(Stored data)
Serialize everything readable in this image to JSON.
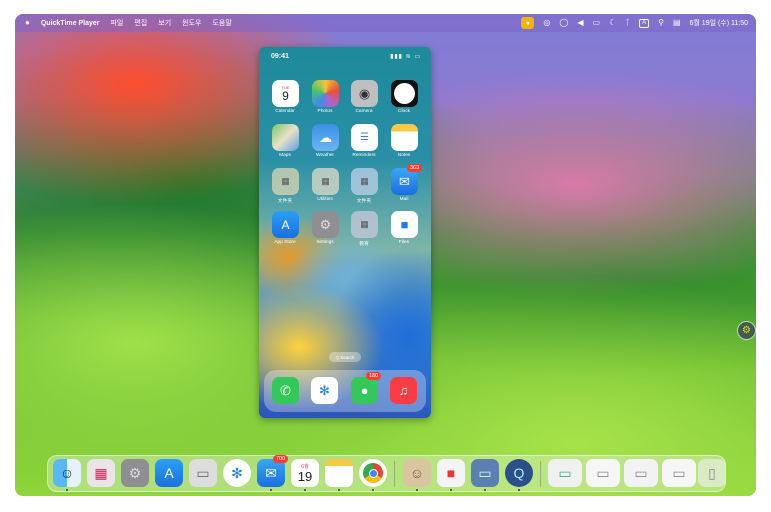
{
  "menubar": {
    "apple": "",
    "app_name": "QuickTime Player",
    "menus": [
      "파일",
      "편집",
      "보기",
      "윈도우",
      "도움말"
    ],
    "input_indicator": "A",
    "datetime": "6월 19일 (수)  11:50"
  },
  "phone": {
    "time": "09:41",
    "status": "▮▮▮ ≋ ▭",
    "calendar_day": "TUE",
    "calendar_date": "9",
    "apps": [
      {
        "label": "Calendar",
        "icon": "calendar-icon"
      },
      {
        "label": "Photos",
        "icon": "photos-icon"
      },
      {
        "label": "Camera",
        "icon": "camera-icon"
      },
      {
        "label": "Clock",
        "icon": "clock-icon"
      },
      {
        "label": "Maps",
        "icon": "maps-icon"
      },
      {
        "label": "Weather",
        "icon": "weather-icon"
      },
      {
        "label": "Reminders",
        "icon": "reminders-icon"
      },
      {
        "label": "Notes",
        "icon": "notes-icon"
      },
      {
        "label": "文件夹",
        "icon": "folder-icon"
      },
      {
        "label": "Utilities",
        "icon": "folder-icon"
      },
      {
        "label": "文件夹",
        "icon": "folder-icon"
      },
      {
        "label": "Mail",
        "icon": "mail-icon"
      },
      {
        "label": "App Store",
        "icon": "app-store-icon"
      },
      {
        "label": "Settings",
        "icon": "settings-icon"
      },
      {
        "label": "教育",
        "icon": "folder-icon"
      },
      {
        "label": "Files",
        "icon": "files-icon"
      }
    ],
    "mail_badge": "363",
    "search_label": "Q Search",
    "dock_messages_badge": "180"
  },
  "dock": {
    "mail_badge": "700",
    "calendar_month": "6월",
    "calendar_date": "19"
  },
  "colors": {
    "badge": "#ff3b30",
    "mic": "#f4b400"
  }
}
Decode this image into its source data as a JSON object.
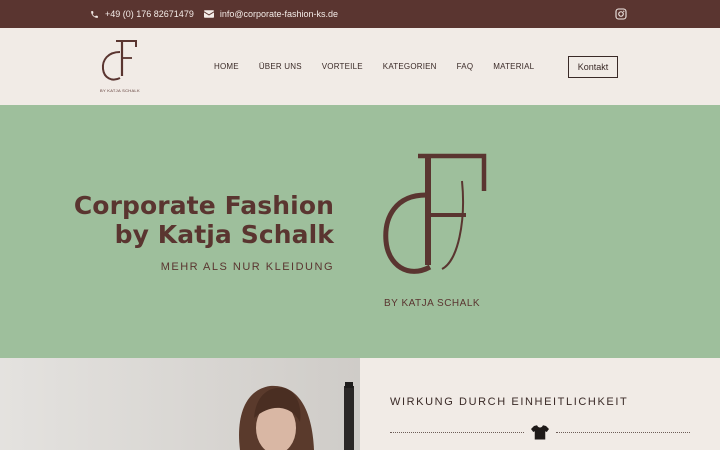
{
  "topbar": {
    "phone": "+49 (0) 176 82671479",
    "email": "info@corporate-fashion-ks.de",
    "icons": {
      "phone": "phone-icon",
      "email": "envelope-icon",
      "social": "instagram-icon"
    }
  },
  "header": {
    "logo_tagline": "BY KATJA SCHALK",
    "nav": [
      "HOME",
      "ÜBER UNS",
      "VORTEILE",
      "KATEGORIEN",
      "FAQ",
      "MATERIAL"
    ],
    "cta": "Kontakt"
  },
  "hero": {
    "title_line1": "Corporate Fashion",
    "title_line2": "by Katja Schalk",
    "subtitle": "MEHR ALS NUR KLEIDUNG",
    "logo_tagline": "BY KATJA SCHALK"
  },
  "section": {
    "title": "WIRKUNG DURCH EINHEITLICHKEIT",
    "icon": "tshirt-icon"
  },
  "colors": {
    "brand_brown": "#5a3530",
    "hero_green": "#9ebf9c",
    "background": "#f1ebe6"
  }
}
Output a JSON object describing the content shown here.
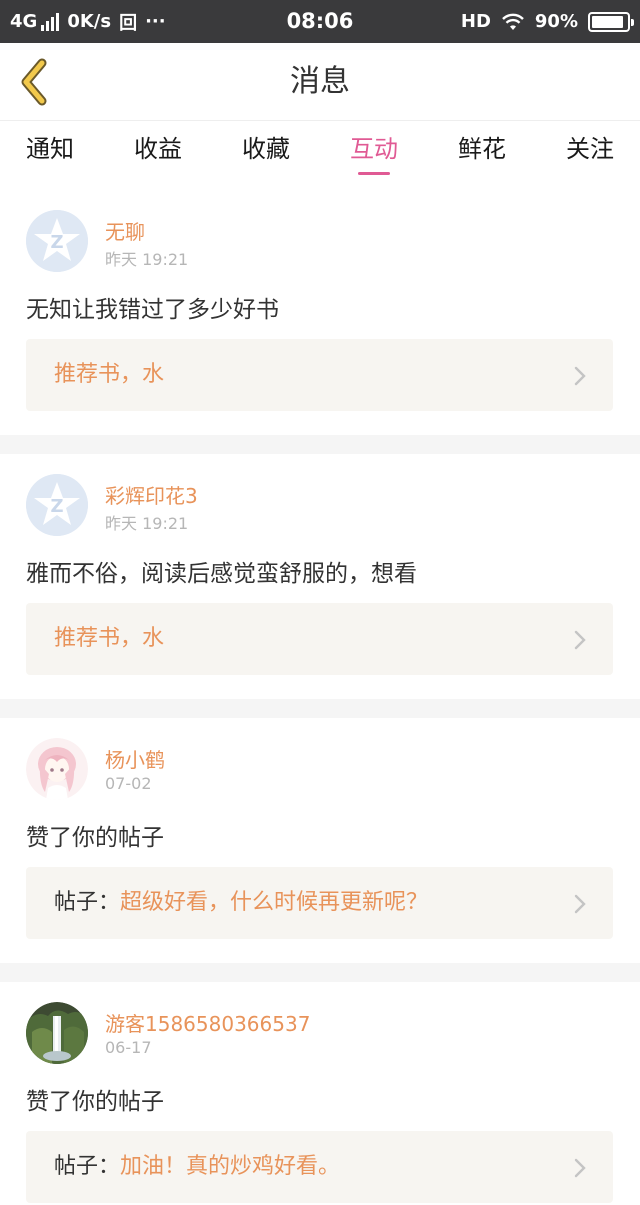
{
  "status_bar": {
    "network": "4G",
    "speed": "0K/s",
    "icon_extra": "回",
    "dots": "···",
    "time": "08:06",
    "hd": "HD",
    "battery": "90%",
    "battery_level": 0.9
  },
  "header": {
    "title": "消息"
  },
  "tabs": [
    {
      "label": "通知",
      "active": false
    },
    {
      "label": "收益",
      "active": false
    },
    {
      "label": "收藏",
      "active": false
    },
    {
      "label": "互动",
      "active": true
    },
    {
      "label": "鲜花",
      "active": false
    },
    {
      "label": "关注",
      "active": false
    }
  ],
  "messages": [
    {
      "username": "无聊",
      "time": "昨天 19:21",
      "content": "无知让我错过了多少好书",
      "ref_prefix": "",
      "ref_text": "推荐书，水",
      "avatar": "default-q-icon"
    },
    {
      "username": "彩辉印花3",
      "time": "昨天 19:21",
      "content": "雅而不俗，阅读后感觉蛮舒服的，想看",
      "ref_prefix": "",
      "ref_text": "推荐书，水",
      "avatar": "default-q-icon"
    },
    {
      "username": "杨小鹤",
      "time": "07-02",
      "content": "赞了你的帖子",
      "ref_prefix": "帖子：",
      "ref_text": "超级好看，什么时候再更新呢？",
      "avatar": "anime-girl-avatar"
    },
    {
      "username": "游客1586580366537",
      "time": "06-17",
      "content": "赞了你的帖子",
      "ref_prefix": "帖子：",
      "ref_text": "加油！真的炒鸡好看。",
      "avatar": "waterfall-avatar"
    }
  ],
  "colors": {
    "accent": "#e05a94",
    "username": "#e8935a",
    "back_arrow": "#f2c94c"
  }
}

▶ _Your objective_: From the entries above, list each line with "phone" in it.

▶ _Response box_:
  "phone": {
    "phone": "+49 (0) 176 82671479",
      "phone": "phone-icon",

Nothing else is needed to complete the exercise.